Thursday, June 30, 2011

Finances in Your 50s

On past blog posts I wrote about how your 20s and 30s are mostly about debt - gaining debt and trying to control debt.  In your 40s you are transitioning away from gaining debt to paying down debt and hopefully starting to build up assets that will support you in retirement.

In your 50s you should be completing the transition away from debt and focusing on preparing for retirement.   You should be making some extra payments on your mortgage, paying off credit cards completely whenever they are used, and have all vehicle loans at a minimum. 

As the debt decreases, the ability to add more to your retirement fund grows.  Throughout your 50s you will most likely be at the height of your earning potential, which will also allow you to add more of your income to your investment portfolio.  Usually, if you are in a relationship, both people are working, which provides a greater opportunity to increase your retirement fund holdings.

Friday, June 24, 2011

Money Lessons My Kids Taught Me

My family reserves one night a week for just us.  We try not to book anything else so that we can do an activity together, like swimming, playing board games, and sometimes holding a family council.

This past week I was taught an important lesson concerning how to teach my kids. It came in 2 parts.

Part 1:  For our family night my wife and I decided to help teach our children about budgeting and saving money.  We went through a brief discussion about separating their allowance (based on chores done properly) into spending, savings, and long-term savings.  We used lots of examples of things they could save for that would take a few months to do (iPod Touch, horse riding lessons...).  We tried to emphasize that by saving some of the spending money they would achieve their goals more quickly. We then decorated 3 boxes for each child, giving them a place to store their money as they saved it for the 3 different purposes.  I though it went pretty well, until we were starting to clean up and the 3 oldest immediately asked if they could go to 7-11 to buy a slush.  It was a "slap my forehead in frustration" moment.

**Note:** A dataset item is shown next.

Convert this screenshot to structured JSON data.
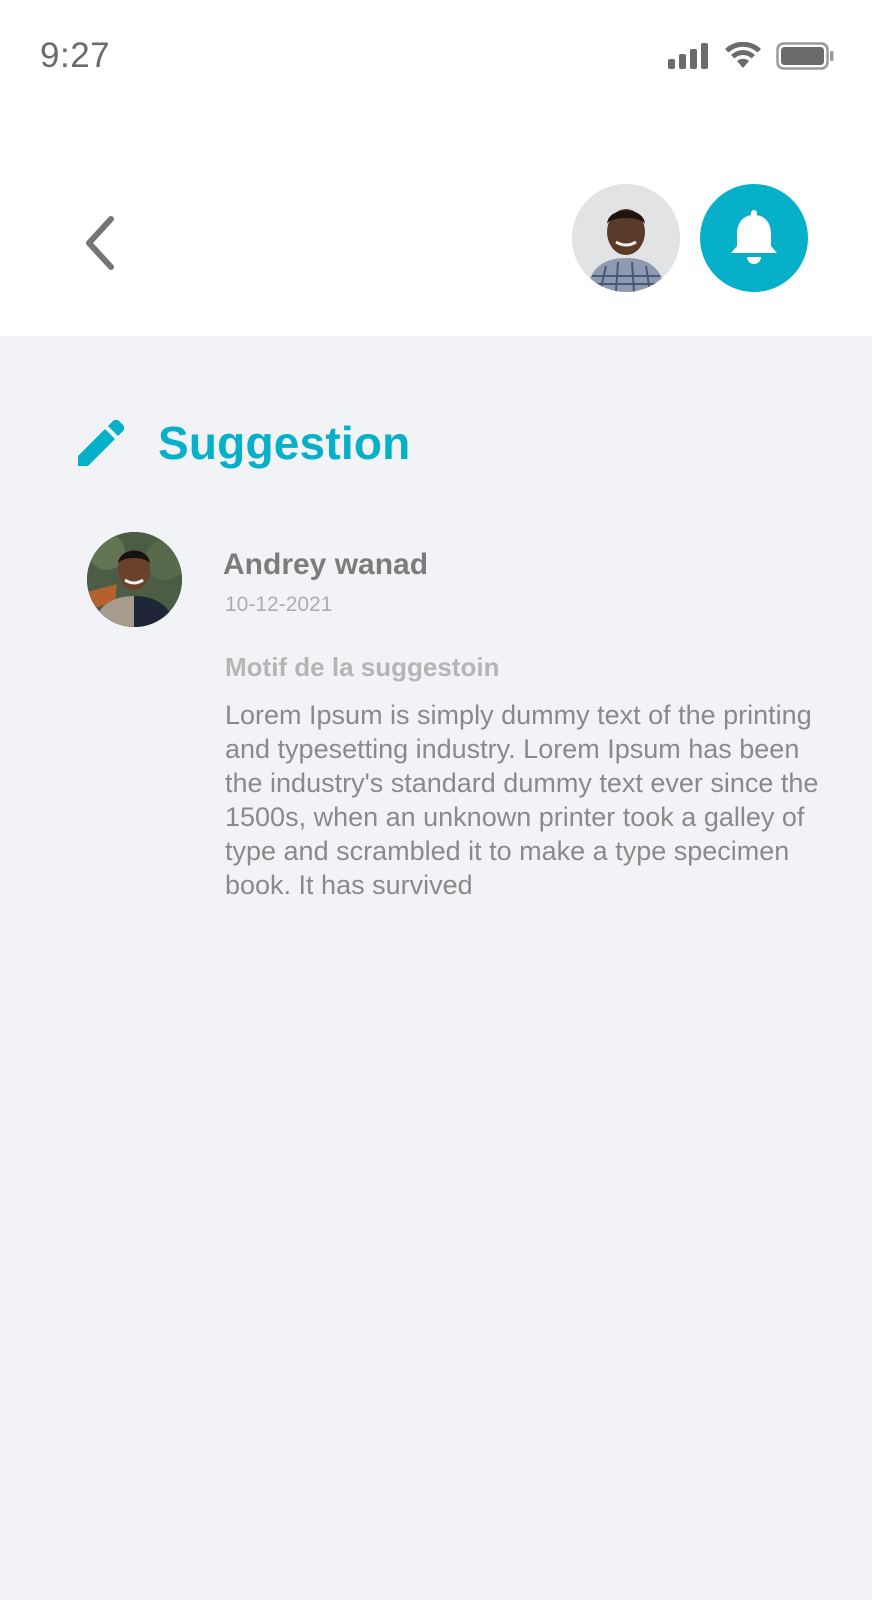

Friday, June 17, 2011

BoC concerned about debt

The Governor of the Bank of Canada, Marc Carney, made a few comments this week about his concern for Canadians' debt, savings levels and how rising rates will impact Canadian households.   About our debt and savings levels he said:
"Financial vulnerabilities have increased as a result. Canadians are now as indebted (relative to their income) as the Americans and the British. The Bank estimates that the proportion of Canadian households that would be highly vulnerable to an adverse economic shock has risen to its highest level in nine years, despite improving economic conditions and the ongoing low level of interest rates. This partly reflects the fact that the increase in aggregate household debt over the past decade has been driven by households with the highest debt levels.

There are some offsets. Debt is largely fixed rate and household net worth is at an all-time high. However, borrowers should remember that a fixed-rate mortgage will reprice a number of times over the life of the mortgage and, while asset prices can rise and fall, debt endures.

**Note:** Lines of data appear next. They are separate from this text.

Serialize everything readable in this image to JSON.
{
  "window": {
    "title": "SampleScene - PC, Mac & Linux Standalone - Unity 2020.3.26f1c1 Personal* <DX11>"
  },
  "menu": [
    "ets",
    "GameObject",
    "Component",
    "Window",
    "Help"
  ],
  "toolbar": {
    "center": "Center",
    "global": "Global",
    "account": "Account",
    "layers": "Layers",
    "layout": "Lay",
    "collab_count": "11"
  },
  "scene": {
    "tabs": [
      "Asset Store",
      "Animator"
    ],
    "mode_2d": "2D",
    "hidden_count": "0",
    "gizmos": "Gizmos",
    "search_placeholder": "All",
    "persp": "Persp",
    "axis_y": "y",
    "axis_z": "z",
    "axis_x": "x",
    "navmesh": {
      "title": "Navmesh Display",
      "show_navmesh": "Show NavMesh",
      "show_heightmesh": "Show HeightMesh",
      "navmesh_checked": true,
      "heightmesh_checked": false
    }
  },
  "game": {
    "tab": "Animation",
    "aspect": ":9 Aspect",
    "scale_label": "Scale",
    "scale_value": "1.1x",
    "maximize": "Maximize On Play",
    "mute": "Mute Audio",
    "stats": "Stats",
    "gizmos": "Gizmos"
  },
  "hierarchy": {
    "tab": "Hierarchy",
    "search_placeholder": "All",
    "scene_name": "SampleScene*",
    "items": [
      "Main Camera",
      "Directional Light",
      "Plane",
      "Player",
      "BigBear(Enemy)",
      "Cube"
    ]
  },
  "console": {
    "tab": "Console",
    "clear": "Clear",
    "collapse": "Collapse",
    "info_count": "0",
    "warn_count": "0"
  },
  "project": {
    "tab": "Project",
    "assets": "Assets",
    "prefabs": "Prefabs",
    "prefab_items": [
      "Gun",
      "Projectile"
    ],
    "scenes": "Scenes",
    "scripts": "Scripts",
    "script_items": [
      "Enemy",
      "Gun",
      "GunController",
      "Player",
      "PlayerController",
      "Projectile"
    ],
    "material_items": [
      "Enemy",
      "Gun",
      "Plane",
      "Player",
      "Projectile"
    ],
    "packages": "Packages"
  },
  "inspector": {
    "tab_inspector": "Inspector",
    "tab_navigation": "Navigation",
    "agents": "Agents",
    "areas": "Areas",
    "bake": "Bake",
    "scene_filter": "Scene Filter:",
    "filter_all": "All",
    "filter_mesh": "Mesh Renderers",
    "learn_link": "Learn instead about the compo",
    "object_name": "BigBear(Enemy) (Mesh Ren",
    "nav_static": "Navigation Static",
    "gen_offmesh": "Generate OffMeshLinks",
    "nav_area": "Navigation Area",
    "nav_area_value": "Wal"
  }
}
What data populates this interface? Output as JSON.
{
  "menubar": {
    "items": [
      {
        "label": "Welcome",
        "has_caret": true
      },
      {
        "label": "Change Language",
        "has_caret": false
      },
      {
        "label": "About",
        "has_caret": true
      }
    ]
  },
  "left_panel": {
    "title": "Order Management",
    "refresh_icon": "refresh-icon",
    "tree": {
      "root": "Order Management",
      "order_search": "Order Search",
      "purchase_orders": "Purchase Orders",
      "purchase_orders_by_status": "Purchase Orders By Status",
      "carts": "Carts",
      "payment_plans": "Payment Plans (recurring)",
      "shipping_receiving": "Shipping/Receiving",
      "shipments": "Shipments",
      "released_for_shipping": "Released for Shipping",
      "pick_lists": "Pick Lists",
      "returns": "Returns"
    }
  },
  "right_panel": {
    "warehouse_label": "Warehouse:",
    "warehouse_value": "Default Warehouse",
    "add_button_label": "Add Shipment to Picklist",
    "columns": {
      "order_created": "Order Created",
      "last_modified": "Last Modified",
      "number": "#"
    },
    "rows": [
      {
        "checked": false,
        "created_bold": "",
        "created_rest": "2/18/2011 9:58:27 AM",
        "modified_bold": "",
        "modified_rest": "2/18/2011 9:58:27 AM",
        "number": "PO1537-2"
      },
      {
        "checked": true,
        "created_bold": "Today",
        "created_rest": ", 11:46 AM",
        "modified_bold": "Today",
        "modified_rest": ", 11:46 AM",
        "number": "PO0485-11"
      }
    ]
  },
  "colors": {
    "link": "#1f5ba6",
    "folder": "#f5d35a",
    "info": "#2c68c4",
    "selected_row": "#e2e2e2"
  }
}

The fact that the “official” personal savings rate in Canada has remained consistently positive is of limited comfort. The personal savings rate has fallen to historically low levels, despite the fact that the baby-boom generation is entering its highest saving years. Adjusting for housing expenditures, Canadian households have now collectively run a net financial deficit for 40 consecutive quarters, in effect, demanding funds from the rest of the economy, rather than providing them, as had been the case through the 1960s, 1970s, 1980s and 1990s."

Monday, June 13, 2011

Kids Learn about $ from Parents

I've written articles about teaching youth about finances before.  I wrote about using games like Monopoly or the Game of Life to teach youth about budgets and incomes.

Rocky Credit Union goes into schools (those that let us in) to teach a class about needs vs. wants, online banking, debit cards, credit cards, and student loans.  In these classes I often ask the students "How do you learn about controlling your money?"   The usual response is from parents, friends or their job.  A few students have responded that they don't ask their parents because they are always in debt and can't teach them anything about handling money, and a few others have said they really haven't learned anything about money from anyone.  This is scary considering most of these students are grade 10 or 11 and half of them already have part time jobs.

There are 2 key things parents do to teach kids about money:  1. Teach by example, and 2. Talk to kids about money.